* _Try it_: Only lines holding "glyph" are wanted; copy each of them from the records below.

* _Provided material_:
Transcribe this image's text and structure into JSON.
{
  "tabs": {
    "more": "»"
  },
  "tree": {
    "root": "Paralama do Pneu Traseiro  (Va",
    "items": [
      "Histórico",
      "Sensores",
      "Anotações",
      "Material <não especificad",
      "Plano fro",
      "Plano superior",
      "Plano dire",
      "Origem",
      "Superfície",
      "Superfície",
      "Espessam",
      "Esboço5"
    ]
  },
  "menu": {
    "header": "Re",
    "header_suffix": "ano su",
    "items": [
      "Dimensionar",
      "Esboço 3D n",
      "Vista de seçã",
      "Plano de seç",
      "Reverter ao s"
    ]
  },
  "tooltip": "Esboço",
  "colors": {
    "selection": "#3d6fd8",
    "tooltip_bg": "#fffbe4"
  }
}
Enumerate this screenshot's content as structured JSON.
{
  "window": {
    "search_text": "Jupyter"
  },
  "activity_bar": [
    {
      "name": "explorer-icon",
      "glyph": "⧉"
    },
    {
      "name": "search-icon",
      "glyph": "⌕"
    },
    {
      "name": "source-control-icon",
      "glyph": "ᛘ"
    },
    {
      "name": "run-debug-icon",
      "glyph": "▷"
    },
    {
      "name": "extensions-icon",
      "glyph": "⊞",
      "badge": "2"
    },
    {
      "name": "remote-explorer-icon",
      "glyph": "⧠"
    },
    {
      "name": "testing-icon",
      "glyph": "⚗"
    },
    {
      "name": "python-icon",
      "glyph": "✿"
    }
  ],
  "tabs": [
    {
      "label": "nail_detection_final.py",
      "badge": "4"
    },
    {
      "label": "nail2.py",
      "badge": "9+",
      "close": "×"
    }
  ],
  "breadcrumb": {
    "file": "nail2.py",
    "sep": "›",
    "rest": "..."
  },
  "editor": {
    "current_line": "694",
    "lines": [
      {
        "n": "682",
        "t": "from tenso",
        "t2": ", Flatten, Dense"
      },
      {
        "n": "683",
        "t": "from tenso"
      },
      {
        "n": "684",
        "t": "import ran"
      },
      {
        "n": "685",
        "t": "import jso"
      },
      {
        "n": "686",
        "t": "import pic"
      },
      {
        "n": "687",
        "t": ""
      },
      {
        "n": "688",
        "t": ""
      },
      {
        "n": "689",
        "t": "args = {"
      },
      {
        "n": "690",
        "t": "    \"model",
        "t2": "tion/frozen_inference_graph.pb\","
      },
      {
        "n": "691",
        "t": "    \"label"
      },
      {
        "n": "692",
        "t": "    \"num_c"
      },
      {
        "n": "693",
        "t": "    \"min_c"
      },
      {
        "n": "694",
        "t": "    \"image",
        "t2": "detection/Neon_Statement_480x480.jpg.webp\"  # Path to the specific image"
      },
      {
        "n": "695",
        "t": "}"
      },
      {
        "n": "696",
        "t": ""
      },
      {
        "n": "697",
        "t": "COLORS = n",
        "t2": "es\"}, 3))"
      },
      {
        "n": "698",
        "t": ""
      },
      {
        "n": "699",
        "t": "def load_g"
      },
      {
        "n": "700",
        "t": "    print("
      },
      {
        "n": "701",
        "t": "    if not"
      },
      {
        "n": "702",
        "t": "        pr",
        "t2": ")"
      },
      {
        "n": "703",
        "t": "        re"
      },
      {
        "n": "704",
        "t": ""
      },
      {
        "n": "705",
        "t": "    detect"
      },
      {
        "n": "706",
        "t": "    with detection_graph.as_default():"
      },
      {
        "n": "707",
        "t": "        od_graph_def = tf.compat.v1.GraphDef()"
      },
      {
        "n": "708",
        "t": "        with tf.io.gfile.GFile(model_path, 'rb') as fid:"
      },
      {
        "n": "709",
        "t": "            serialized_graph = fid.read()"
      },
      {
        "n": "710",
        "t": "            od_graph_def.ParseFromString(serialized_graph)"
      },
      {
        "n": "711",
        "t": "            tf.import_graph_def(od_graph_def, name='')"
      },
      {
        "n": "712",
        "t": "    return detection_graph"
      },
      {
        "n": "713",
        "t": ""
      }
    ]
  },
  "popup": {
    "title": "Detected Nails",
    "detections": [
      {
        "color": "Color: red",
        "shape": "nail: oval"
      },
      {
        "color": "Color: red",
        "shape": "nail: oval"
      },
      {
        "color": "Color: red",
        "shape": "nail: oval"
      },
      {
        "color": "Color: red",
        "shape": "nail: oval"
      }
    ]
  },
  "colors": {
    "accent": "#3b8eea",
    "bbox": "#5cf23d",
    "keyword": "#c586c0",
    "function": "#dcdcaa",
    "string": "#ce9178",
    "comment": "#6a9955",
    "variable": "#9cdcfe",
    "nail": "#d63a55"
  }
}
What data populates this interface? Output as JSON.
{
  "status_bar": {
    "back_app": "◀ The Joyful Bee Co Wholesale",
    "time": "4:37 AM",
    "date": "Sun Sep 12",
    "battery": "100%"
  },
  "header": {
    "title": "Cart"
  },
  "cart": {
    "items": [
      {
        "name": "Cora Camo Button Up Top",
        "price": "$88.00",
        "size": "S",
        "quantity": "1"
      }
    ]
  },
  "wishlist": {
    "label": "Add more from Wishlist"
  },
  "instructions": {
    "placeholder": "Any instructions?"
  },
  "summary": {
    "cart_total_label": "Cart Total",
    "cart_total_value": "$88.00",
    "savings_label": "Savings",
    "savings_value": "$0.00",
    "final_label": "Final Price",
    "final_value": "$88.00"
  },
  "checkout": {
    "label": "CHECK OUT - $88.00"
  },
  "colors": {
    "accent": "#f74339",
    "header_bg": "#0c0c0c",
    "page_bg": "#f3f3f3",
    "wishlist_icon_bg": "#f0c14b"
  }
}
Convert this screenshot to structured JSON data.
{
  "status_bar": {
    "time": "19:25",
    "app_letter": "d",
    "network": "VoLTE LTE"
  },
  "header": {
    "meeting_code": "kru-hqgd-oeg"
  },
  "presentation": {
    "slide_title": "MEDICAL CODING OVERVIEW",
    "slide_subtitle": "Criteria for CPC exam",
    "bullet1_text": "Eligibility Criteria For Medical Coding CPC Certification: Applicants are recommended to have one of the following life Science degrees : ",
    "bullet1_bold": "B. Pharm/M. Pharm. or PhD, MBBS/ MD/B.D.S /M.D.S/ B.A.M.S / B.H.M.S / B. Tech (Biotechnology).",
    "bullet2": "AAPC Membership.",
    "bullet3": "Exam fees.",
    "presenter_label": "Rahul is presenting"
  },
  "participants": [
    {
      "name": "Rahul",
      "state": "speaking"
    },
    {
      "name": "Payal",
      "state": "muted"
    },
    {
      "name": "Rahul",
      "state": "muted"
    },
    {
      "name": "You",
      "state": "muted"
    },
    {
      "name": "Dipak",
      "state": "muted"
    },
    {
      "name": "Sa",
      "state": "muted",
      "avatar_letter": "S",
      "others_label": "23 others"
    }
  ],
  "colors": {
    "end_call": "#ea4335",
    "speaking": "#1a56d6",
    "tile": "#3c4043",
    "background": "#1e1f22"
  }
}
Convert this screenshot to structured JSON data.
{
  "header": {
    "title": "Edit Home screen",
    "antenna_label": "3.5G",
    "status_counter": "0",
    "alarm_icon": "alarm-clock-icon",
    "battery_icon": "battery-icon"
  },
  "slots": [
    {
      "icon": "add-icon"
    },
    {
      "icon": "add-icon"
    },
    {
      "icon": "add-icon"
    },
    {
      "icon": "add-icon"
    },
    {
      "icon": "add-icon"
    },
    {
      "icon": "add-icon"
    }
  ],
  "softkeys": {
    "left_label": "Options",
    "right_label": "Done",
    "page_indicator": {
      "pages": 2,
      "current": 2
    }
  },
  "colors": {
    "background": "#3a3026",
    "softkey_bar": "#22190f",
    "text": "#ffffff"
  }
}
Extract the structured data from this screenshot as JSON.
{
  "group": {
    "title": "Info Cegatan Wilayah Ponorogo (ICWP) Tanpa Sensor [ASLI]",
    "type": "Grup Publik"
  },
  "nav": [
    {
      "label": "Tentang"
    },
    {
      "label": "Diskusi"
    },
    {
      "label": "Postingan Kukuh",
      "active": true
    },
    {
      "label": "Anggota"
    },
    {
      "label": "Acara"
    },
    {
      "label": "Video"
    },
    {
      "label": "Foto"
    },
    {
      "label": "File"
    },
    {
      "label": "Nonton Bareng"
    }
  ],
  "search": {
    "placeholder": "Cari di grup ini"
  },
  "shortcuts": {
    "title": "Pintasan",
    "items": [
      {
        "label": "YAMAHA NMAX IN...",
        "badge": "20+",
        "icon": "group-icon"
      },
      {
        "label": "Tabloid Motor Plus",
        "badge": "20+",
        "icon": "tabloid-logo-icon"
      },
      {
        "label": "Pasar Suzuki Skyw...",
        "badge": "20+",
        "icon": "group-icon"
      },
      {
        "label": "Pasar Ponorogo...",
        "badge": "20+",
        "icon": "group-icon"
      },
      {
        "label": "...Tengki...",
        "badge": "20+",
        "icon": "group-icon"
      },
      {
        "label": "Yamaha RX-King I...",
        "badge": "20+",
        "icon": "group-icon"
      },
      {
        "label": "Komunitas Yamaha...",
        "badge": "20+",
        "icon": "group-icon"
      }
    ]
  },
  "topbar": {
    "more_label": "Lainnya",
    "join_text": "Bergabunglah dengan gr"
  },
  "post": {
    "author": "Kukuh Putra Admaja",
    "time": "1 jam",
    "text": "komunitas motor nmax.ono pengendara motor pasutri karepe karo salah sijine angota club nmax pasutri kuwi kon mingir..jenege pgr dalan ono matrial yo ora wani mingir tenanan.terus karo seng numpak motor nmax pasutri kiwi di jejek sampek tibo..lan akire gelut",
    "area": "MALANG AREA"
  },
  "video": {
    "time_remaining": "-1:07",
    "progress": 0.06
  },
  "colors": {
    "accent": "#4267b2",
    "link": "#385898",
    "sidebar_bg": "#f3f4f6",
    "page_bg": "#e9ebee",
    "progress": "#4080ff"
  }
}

* _Reply_:
      "glyph": "⧉"
      "glyph": "⌕"
      "glyph": "ᛘ"
      "glyph": "▷"
      "glyph": "⊞",
      "glyph": "⧠"
      "glyph": "⚗"
      "glyph": "✿"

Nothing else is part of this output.